It conjures up an image that is full of clinking glasses, tightly locked bodies rocking to jazzy rhythms and piano keys hit hard. However it’s not the jolly, but the wild party, so there’s also a darker side fuelled by alcohol, jealousy and violence.
Anna Clarke and Joey Akubeze share the rhyming lines, alternating between describing the scene and slipping into one of the many characters: Mainly host and hostess Burrs and Queenie, and their lovers Kate and Black, but also their guests, including writers, singers and dancers. One of them is portrayed by March as: Women adored her. / Less often, a man: / And the more fool he— / She was Lesbian. The quirky way in which Joey Akubeze pronounces ‘lesbian’ cleverly ensures it doesn’t slip under the radar.

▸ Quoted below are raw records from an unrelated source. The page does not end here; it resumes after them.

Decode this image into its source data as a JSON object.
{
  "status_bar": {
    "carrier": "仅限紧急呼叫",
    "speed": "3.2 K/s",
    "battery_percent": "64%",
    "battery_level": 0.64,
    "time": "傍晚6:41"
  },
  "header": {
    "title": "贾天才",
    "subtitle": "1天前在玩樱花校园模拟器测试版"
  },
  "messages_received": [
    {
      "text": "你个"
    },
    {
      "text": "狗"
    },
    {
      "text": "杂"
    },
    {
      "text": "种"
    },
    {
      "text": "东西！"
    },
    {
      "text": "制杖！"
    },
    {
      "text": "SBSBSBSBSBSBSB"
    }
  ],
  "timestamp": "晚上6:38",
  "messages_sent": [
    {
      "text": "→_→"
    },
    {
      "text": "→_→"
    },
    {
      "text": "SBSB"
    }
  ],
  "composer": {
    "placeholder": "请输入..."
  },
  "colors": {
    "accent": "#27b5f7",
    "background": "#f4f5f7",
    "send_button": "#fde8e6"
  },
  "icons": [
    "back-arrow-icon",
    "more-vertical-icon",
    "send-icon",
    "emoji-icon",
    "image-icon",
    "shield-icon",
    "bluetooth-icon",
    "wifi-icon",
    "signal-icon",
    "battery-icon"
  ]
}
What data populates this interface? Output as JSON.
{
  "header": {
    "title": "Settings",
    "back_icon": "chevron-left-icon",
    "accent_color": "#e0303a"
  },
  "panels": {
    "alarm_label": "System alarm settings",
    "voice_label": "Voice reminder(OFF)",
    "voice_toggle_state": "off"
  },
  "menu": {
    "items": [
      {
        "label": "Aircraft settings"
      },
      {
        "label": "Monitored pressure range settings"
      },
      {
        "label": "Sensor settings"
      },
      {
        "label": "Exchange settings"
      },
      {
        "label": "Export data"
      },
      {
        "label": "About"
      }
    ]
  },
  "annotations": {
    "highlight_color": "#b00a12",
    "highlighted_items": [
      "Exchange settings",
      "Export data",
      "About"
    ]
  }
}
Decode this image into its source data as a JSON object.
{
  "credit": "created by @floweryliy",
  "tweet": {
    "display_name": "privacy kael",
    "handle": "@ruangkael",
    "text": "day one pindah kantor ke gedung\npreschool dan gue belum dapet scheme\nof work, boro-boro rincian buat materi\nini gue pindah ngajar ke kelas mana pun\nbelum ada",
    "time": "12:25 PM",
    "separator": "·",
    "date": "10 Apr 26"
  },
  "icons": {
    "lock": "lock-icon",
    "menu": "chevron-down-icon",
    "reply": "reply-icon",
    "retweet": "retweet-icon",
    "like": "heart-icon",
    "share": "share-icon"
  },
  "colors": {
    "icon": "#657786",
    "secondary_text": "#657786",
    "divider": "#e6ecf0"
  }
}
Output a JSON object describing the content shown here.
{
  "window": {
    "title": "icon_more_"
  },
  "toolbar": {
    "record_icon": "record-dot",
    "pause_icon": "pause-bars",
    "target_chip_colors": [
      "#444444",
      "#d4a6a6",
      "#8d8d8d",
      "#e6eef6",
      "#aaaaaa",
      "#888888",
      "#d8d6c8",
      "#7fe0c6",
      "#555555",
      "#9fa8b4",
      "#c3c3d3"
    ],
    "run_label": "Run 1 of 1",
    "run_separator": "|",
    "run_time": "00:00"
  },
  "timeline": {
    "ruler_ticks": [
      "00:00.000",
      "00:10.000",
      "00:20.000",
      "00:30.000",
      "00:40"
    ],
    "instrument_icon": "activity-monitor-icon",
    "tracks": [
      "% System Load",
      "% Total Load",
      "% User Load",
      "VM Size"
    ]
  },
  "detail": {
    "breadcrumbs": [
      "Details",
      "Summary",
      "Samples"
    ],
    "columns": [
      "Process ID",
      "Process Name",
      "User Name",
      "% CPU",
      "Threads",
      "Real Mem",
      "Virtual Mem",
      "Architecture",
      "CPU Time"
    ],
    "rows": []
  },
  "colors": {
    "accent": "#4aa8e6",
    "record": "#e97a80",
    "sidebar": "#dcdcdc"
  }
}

There’s a great dynamic between the two performers and they have a feast playing with the lines, dancing on them like piano keys. Clarke and Akubeze also nicely render songs like Call Me Maybe by Carly Rae Jepsen, which are interspersed and provide a welcome break from the skilful, but demanding text.
Marcus adds a clever twist to the production by having both characters wear top hat and tails at the beginning of the show, when the scene is set, making clear that the female character is a modern woman. For part two, the party, she sheds her formal wear to reveal a skimpy golden dress that represents the Roaring Twenties. The great surprise is to see Akubeze appear in the same dress, only in silver. His make up and rouged cheeks underline the play with gender, which not only perfectly fits the period but also the production, since both actors pick up characters of both genders.
Part of the staging is the questionable use of fruit. Yes, they metaphorically get the idea of sex across, and yes, half-eaten apples, bananas, pears and peaches leave a frightful mess on the floor, which one would expect after a wild party. But could the attraction, the tension between characters, not be more effectively expressed through dance or music?
Despite the actors’ admirable performances and their dynamic, they sadly lack any chemistry. The Wild Party is a deeply atmospheric piece, so for coming evenings one hopes that the performance will also generate some electricity, some buzz that might actually captivate the audience, making them feel a part of it, not just bystanders in the doorway. Until then, at least, the show is a joy to watch.
The Wild Party runs at The Hope Theatre until 28 January 2017.
By Sabine Schereck